Within the records below, repeat each line exactly but keep every picture out of the copy.

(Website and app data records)
%%
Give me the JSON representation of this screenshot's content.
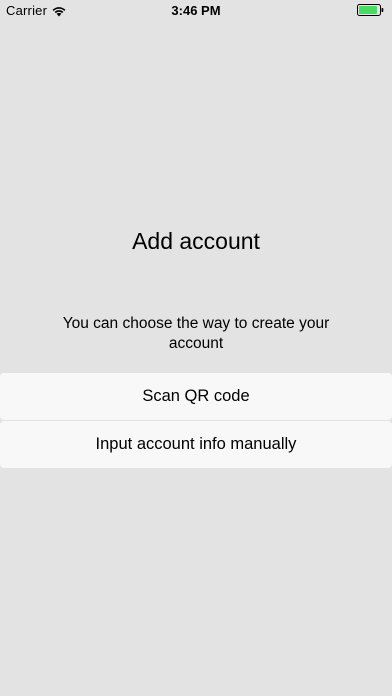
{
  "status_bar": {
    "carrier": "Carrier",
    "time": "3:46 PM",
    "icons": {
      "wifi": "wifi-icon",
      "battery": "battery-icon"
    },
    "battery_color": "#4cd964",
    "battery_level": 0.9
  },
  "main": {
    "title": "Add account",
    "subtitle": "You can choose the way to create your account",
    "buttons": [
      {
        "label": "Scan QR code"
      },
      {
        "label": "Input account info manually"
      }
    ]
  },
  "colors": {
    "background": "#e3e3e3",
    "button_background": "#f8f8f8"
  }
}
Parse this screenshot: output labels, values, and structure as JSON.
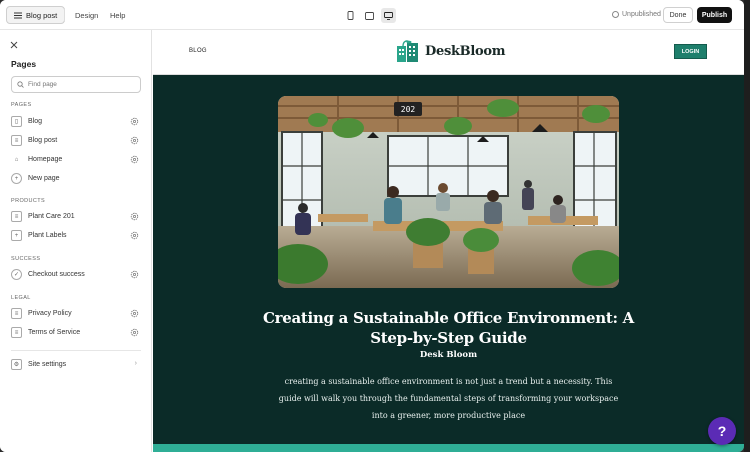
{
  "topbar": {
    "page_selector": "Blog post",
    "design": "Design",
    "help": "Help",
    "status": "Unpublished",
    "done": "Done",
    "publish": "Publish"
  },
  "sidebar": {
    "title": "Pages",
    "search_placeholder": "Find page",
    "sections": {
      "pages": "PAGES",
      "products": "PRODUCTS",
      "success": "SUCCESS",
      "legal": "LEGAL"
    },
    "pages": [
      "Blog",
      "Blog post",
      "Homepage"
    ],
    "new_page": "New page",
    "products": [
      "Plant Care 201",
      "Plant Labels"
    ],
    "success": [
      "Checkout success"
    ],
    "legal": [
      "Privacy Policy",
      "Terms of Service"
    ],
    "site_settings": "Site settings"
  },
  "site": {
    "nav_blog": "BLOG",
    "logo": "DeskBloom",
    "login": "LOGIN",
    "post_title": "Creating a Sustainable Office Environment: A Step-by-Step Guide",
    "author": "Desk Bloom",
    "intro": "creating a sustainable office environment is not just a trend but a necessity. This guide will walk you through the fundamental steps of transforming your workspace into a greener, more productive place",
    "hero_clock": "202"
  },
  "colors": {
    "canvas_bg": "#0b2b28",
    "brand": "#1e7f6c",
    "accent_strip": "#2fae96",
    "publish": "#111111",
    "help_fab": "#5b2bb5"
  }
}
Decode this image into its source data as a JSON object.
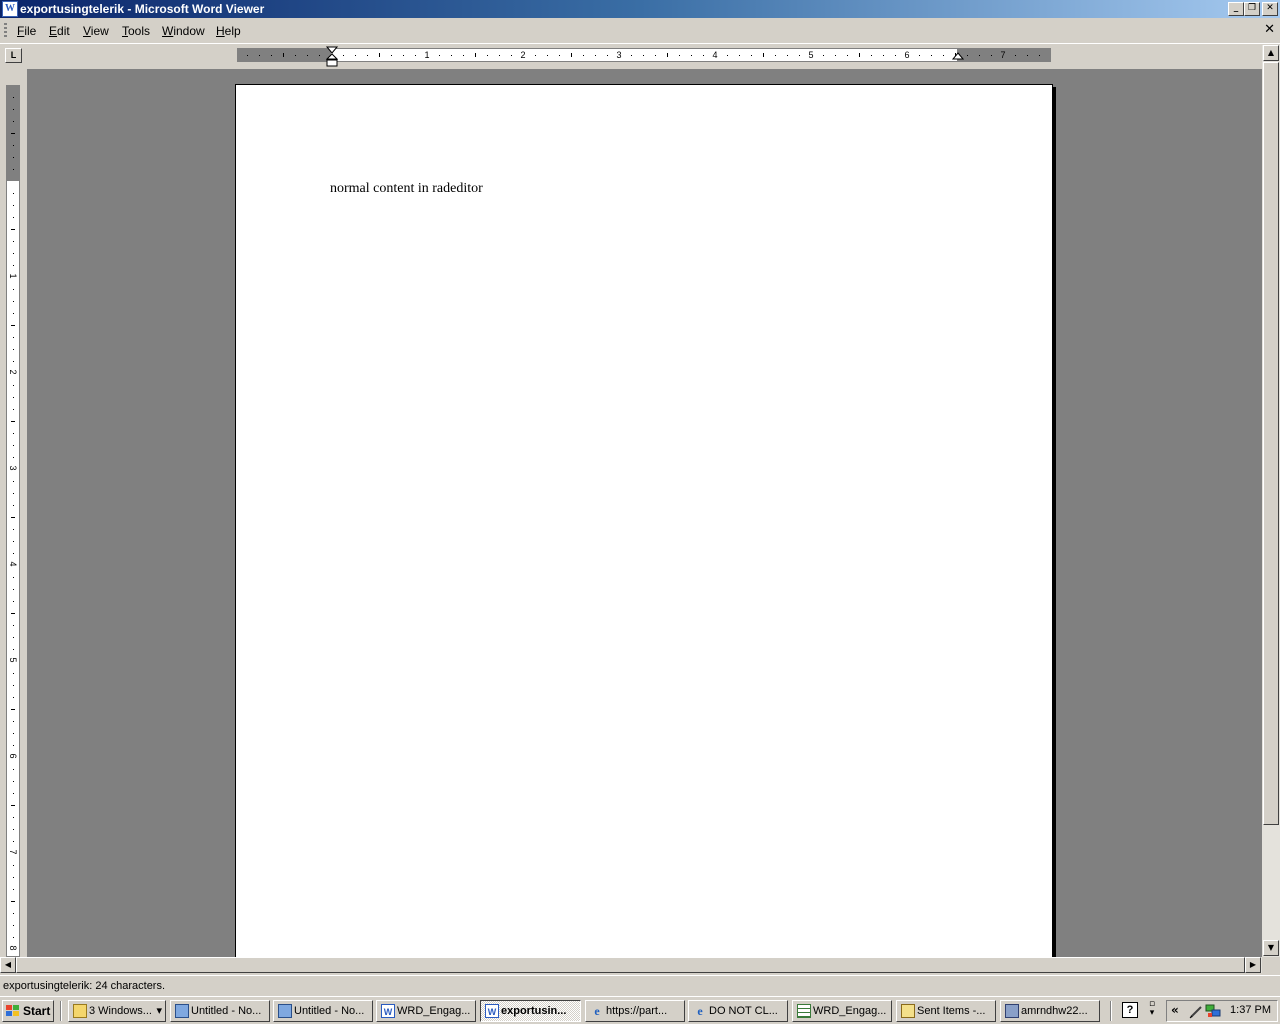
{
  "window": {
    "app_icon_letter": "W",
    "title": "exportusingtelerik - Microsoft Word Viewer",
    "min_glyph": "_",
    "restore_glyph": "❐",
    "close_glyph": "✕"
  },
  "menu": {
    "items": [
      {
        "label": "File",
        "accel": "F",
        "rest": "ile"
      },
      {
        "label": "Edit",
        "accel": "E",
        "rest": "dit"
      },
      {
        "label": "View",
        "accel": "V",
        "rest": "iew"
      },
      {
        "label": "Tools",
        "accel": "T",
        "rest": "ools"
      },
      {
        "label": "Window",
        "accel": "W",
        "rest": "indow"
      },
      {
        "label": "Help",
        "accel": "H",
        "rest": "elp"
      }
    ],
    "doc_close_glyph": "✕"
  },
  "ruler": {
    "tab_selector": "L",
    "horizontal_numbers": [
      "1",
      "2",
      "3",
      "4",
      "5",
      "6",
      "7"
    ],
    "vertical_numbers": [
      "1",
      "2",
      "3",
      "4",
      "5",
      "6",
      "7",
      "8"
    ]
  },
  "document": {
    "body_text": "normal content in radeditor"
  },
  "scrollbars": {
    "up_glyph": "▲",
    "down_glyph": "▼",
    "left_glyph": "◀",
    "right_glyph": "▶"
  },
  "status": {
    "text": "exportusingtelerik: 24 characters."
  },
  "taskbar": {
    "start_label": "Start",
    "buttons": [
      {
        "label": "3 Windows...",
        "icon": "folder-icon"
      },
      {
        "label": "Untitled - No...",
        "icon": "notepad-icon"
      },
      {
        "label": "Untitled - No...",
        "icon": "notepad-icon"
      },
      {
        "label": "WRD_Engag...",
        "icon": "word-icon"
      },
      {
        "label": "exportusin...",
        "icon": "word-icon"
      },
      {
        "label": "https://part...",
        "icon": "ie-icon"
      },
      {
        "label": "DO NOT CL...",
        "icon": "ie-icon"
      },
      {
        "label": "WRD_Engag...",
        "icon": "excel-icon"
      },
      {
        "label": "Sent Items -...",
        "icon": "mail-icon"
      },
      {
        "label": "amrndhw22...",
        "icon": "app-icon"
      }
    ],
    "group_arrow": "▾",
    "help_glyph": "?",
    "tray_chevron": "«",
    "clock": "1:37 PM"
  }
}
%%
▶ [ANSWER BELOW]
Give me the JSON representation of this screenshot's content.
{
  "status_bar": {
    "carrier": "Carrier",
    "time": "3:46 PM",
    "icons": {
      "wifi": "wifi-icon",
      "battery": "battery-icon"
    },
    "battery_color": "#4cd964",
    "battery_level": 0.9
  },
  "main": {
    "title": "Add account",
    "subtitle": "You can choose the way to create your account",
    "buttons": [
      {
        "label": "Scan QR code"
      },
      {
        "label": "Input account info manually"
      }
    ]
  },
  "colors": {
    "background": "#e3e3e3",
    "button_background": "#f8f8f8"
  }
}
Parse this screenshot: output labels, values, and structure as JSON.
{
  "topbar": {
    "page_selector": "Blog post",
    "design": "Design",
    "help": "Help",
    "status": "Unpublished",
    "done": "Done",
    "publish": "Publish"
  },
  "sidebar": {
    "title": "Pages",
    "search_placeholder": "Find page",
    "sections": {
      "pages": "PAGES",
      "products": "PRODUCTS",
      "success": "SUCCESS",
      "legal": "LEGAL"
    },
    "pages": [
      "Blog",
      "Blog post",
      "Homepage"
    ],
    "new_page": "New page",
    "products": [
      "Plant Care 201",
      "Plant Labels"
    ],
    "success": [
      "Checkout success"
    ],
    "legal": [
      "Privacy Policy",
      "Terms of Service"
    ],
    "site_settings": "Site settings"
  },
  "site": {
    "nav_blog": "BLOG",
    "logo": "DeskBloom",
    "login": "LOGIN",
    "post_title": "Creating a Sustainable Office Environment: A Step-by-Step Guide",
    "author": "Desk Bloom",
    "intro": "creating a sustainable office environment is not just a trend but a necessity. This guide will walk you through the fundamental steps of transforming your workspace into a greener, more productive place",
    "hero_clock": "202"
  },
  "colors": {
    "canvas_bg": "#0b2b28",
    "brand": "#1e7f6c",
    "accent_strip": "#2fae96",
    "publish": "#111111",
    "help_fab": "#5b2bb5"
  }
}
Decode this image into its source data as a JSON object.
{
  "window": {
    "app_icon_letter": "W",
    "title": "exportusingtelerik - Microsoft Word Viewer",
    "min_glyph": "_",
    "restore_glyph": "❐",
    "close_glyph": "✕"
  },
  "menu": {
    "items": [
      {
        "label": "File",
        "accel": "F",
        "rest": "ile"
      },
      {
        "label": "Edit",
        "accel": "E",
        "rest": "dit"
      },
      {
        "label": "View",
        "accel": "V",
        "rest": "iew"
      },
      {
        "label": "Tools",
        "accel": "T",
        "rest": "ools"
      },
      {
        "label": "Window",
        "accel": "W",
        "rest": "indow"
      },
      {
        "label": "Help",
        "accel": "H",
        "rest": "elp"
      }
    ],
    "doc_close_glyph": "✕"
  },
  "ruler": {
    "tab_selector": "L",
    "horizontal_numbers": [
      "1",
      "2",
      "3",
      "4",
      "5",
      "6",
      "7"
    ],
    "vertical_numbers": [
      "1",
      "2",
      "3",
      "4",
      "5",
      "6",
      "7",
      "8"
    ]
  },
  "document": {
    "body_text": "normal content in radeditor"
  },
  "scrollbars": {
    "up_glyph": "▲",
    "down_glyph": "▼",
    "left_glyph": "◀",
    "right_glyph": "▶"
  },
  "status": {
    "text": "exportusingtelerik: 24 characters."
  },
  "taskbar": {
    "start_label": "Start",
    "buttons": [
      {
        "label": "3 Windows...",
        "icon": "folder-icon"
      },
      {
        "label": "Untitled - No...",
        "icon": "notepad-icon"
      },
      {
        "label": "Untitled - No...",
        "icon": "notepad-icon"
      },
      {
        "label": "WRD_Engag...",
        "icon": "word-icon"
      },
      {
        "label": "exportusin...",
        "icon": "word-icon"
      },
      {
        "label": "https://part...",
        "icon": "ie-icon"
      },
      {
        "label": "DO NOT CL...",
        "icon": "ie-icon"
      },
      {
        "label": "WRD_Engag...",
        "icon": "excel-icon"
      },
      {
        "label": "Sent Items -...",
        "icon": "mail-icon"
      },
      {
        "label": "amrndhw22...",
        "icon": "app-icon"
      }
    ],
    "group_arrow": "▾",
    "help_glyph": "?",
    "tray_chevron": "«",
    "clock": "1:37 PM"
  }
}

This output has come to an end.